Interview: Aled Richards at Hounslow Council
Tue 2nd December 2014, 11:22 am
Hounslow Council's assistant director of environment, regulatory services and community services, Aled Richards, catches up with Great West magazine.
What three developments or enhancements would most benefit Hounslow?
There are numerous schemes which will have a huge beneficial impact on Hounslow’s regeneration. I have gone for three in terms of geographical diversity.
The first is the Golden Mile which will create a thriving business destination and a hub for employment and innovative design. This will have a knock-on regeneration effect across the whole borough.
Secondly, the recently approved Brentford Waterfront application will have a huge impact on the regeneration of Brentford town centre creating excellent links with the Thames and enhancing the public realm.
Finally, the Feltham masterplan will have a crucial role in regenerating the west of the borough and enhancing Feltham as a centre.
Hounslow is an exciting borough to work and invest in and the above developments – among others – have afforded Hounslow the reputation as one of the most dynamic boroughs in London. Testament to this is the huge number of cranes concentrated in Hounslow, which can be seen on the London skyline.
What makes developers good partners?
Developers are the conduit of regeneration. Without them the borough’s ambitious plans will not be realised. At Hounslow we seek to take away as many bureaucratic hurdles as possible in the cumbersome planning system and are very conscious of the commercial pressures affecting developers. The ethos of the planning department is to facilitate development by working closely with developers to overcome planning constraints.
We form partnerships with developers and help them liaise with local communities to develop and implement high-quality schemes to deliver approvals in the quickest time possible. Hounslow is among the best performing councils in the UK in delivering high quality planning decisions quickly and delivering regeneration – a huge step from our position two years ago, and a testament to the proactive ethos of the planning team.

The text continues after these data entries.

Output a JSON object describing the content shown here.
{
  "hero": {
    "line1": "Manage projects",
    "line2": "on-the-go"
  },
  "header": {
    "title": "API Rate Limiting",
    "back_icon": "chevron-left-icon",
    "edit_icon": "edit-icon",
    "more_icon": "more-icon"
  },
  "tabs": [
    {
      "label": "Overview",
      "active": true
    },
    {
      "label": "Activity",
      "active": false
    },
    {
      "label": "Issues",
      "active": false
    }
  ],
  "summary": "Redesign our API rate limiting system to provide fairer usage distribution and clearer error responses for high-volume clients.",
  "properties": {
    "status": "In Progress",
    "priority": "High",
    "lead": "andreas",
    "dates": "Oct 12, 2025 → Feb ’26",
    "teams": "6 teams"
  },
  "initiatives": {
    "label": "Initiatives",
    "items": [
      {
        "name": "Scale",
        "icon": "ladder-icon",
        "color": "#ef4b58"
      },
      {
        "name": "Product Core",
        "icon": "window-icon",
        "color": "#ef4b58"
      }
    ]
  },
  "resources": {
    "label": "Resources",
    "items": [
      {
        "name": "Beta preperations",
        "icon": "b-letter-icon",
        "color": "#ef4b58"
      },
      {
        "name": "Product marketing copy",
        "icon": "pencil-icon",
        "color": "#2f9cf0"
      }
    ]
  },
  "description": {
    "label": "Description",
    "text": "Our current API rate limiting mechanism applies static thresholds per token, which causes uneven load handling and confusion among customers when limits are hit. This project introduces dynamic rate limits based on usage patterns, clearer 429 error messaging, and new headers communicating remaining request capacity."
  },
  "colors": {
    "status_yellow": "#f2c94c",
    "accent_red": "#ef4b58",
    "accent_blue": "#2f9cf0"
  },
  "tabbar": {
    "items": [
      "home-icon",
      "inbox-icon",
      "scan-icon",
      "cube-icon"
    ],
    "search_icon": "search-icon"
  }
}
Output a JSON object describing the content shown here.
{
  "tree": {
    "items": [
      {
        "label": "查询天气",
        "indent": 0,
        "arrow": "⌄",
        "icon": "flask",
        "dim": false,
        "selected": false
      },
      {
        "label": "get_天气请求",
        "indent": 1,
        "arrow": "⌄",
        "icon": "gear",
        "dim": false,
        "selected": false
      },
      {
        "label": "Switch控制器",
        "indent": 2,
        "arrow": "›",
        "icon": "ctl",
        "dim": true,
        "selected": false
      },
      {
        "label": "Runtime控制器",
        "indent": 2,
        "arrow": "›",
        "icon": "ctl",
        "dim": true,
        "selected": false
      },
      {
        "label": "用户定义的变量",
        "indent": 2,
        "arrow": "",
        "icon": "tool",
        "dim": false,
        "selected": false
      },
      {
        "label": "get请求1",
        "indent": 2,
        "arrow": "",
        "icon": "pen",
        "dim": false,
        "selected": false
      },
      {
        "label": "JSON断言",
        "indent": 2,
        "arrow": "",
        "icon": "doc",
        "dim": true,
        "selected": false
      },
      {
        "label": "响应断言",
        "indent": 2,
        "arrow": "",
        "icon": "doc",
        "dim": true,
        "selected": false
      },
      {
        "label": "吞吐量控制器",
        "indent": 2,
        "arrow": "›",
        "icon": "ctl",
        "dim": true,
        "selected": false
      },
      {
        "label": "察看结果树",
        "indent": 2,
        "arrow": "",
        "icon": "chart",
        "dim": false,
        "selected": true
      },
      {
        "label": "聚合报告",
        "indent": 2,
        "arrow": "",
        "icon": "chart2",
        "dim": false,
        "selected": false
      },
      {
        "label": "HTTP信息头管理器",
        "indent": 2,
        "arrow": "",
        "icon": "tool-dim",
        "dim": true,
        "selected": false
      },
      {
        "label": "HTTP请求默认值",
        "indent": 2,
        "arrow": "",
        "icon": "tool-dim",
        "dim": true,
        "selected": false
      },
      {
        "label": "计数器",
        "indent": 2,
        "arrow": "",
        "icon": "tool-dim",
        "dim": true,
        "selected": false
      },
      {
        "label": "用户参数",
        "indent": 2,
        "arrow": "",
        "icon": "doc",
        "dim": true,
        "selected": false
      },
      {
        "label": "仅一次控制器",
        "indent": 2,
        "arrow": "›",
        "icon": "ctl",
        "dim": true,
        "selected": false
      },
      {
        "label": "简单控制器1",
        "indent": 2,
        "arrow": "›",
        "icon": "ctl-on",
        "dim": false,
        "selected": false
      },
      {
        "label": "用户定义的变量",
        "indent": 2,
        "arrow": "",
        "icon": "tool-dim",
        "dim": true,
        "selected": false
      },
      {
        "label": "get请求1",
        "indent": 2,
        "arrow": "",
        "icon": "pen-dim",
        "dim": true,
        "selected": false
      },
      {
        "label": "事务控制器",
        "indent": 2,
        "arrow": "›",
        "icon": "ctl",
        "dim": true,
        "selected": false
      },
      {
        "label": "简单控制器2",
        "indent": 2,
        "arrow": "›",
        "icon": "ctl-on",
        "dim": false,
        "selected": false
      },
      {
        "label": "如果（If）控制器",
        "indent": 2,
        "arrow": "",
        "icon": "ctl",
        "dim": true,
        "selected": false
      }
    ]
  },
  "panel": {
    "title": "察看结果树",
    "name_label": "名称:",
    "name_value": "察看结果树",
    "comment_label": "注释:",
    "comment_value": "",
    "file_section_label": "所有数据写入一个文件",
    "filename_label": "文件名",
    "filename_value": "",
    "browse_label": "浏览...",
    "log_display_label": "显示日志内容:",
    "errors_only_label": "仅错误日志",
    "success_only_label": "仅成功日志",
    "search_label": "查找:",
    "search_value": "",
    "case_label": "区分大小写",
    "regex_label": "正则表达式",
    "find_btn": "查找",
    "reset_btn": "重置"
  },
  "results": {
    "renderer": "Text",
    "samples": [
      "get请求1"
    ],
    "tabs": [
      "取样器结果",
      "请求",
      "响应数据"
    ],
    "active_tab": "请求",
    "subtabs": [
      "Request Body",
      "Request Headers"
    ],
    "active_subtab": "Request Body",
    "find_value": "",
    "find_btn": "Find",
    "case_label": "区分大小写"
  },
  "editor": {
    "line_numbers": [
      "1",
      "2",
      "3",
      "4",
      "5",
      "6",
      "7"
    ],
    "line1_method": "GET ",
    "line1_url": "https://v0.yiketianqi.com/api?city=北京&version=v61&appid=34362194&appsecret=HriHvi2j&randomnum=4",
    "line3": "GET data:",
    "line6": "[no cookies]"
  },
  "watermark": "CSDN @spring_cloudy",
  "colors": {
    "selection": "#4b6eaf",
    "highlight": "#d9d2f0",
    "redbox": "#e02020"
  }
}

And finally, which book, film, piece of music or sporting occasion has had the biggest influence on your life and why?
Jack Kerouac’s novel, On the Road, inspired me to take a different approach to life and travel and work extensively in the most obscure countries of the world. Even though it was written in the 1950s, its impact on readers is still powerful today, engendering a feeling that diverse experiences in life are more important than material wealth.